Segment Open

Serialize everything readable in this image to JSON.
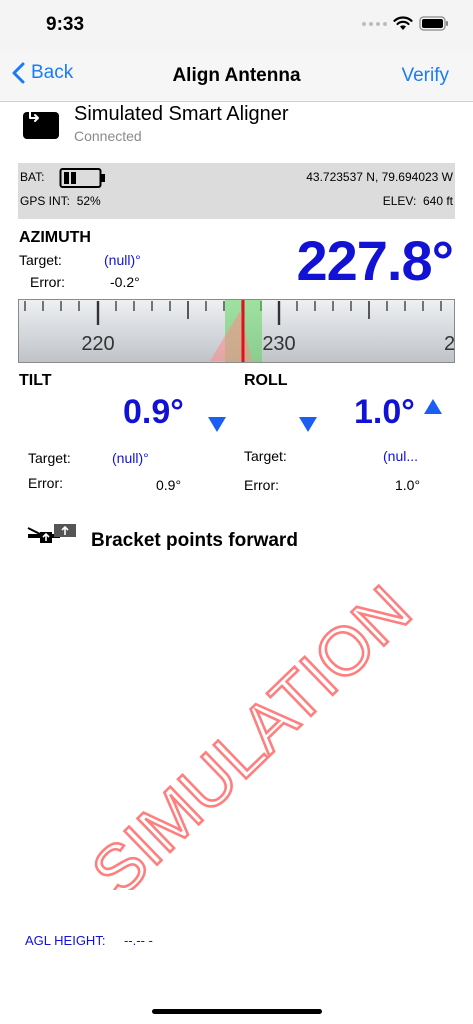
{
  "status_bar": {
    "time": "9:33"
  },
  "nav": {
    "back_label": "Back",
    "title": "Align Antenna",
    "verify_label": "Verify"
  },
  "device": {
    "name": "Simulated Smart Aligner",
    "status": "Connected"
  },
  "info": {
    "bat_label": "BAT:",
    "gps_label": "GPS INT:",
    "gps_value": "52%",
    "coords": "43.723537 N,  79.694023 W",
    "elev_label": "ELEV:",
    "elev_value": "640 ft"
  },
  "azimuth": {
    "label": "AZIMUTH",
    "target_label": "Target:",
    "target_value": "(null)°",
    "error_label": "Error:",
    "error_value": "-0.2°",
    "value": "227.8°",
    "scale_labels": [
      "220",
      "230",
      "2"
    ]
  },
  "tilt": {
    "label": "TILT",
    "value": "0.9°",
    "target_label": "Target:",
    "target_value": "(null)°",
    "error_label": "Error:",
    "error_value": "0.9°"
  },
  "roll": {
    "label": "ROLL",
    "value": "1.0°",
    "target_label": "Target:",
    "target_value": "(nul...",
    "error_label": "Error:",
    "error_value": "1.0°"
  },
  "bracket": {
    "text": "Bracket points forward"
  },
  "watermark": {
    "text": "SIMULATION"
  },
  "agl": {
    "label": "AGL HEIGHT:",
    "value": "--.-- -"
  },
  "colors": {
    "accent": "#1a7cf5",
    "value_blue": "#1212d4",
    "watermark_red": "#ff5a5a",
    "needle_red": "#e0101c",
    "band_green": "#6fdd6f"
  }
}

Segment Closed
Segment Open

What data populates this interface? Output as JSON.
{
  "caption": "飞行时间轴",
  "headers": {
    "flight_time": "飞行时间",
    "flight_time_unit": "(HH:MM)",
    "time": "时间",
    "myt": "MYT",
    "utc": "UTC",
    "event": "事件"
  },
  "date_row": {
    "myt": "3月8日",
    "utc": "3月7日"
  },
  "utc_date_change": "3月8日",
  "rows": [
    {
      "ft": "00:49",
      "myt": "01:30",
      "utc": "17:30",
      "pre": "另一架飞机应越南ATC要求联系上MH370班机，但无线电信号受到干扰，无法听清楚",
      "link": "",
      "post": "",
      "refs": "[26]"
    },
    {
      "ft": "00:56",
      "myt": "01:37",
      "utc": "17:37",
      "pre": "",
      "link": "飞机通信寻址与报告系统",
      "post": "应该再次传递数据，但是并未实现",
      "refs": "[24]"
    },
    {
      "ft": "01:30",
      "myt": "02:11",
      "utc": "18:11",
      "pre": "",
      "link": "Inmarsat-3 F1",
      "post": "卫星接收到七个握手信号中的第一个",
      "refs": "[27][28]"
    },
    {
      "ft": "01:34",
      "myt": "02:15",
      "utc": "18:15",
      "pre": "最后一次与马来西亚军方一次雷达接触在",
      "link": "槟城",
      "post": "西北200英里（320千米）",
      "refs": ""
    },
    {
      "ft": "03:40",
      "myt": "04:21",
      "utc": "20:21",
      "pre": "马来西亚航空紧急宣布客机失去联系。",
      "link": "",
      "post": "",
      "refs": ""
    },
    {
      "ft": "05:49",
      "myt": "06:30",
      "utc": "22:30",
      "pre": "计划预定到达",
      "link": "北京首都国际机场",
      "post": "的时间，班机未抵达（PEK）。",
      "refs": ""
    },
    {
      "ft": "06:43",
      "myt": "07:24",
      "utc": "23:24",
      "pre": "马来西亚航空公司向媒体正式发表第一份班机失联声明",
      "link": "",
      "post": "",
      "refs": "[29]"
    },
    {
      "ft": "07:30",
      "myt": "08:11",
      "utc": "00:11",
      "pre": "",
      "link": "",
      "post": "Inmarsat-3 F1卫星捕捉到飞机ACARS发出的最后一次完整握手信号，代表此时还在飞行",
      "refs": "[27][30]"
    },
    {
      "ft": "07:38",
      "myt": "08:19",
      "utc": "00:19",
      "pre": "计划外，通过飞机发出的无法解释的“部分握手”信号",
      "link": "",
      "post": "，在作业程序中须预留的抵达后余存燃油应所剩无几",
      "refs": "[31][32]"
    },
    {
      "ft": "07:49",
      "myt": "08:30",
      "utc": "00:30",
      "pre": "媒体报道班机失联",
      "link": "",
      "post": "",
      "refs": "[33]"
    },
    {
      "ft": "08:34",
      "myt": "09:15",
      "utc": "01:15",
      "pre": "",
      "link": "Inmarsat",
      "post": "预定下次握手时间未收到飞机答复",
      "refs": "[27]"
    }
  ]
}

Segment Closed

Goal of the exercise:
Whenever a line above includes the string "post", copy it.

Result for this exercise:
      "post": "",
      "post": "应该再次传递数据，但是并未实现",
      "post": "卫星接收到七个握手信号中的第一个",
      "post": "西北200英里（320千米）",
      "post": "",
      "post": "的时间，班机未抵达（PEK）。",
      "post": "",
      "post": "Inmarsat-3 F1卫星捕捉到飞机ACARS发出的最后一次完整握手信号，代表此时还在飞行",
      "post": "，在作业程序中须预留的抵达后余存燃油应所剩无几",
      "post": "",
      "post": "预定下次握手时间未收到飞机答复",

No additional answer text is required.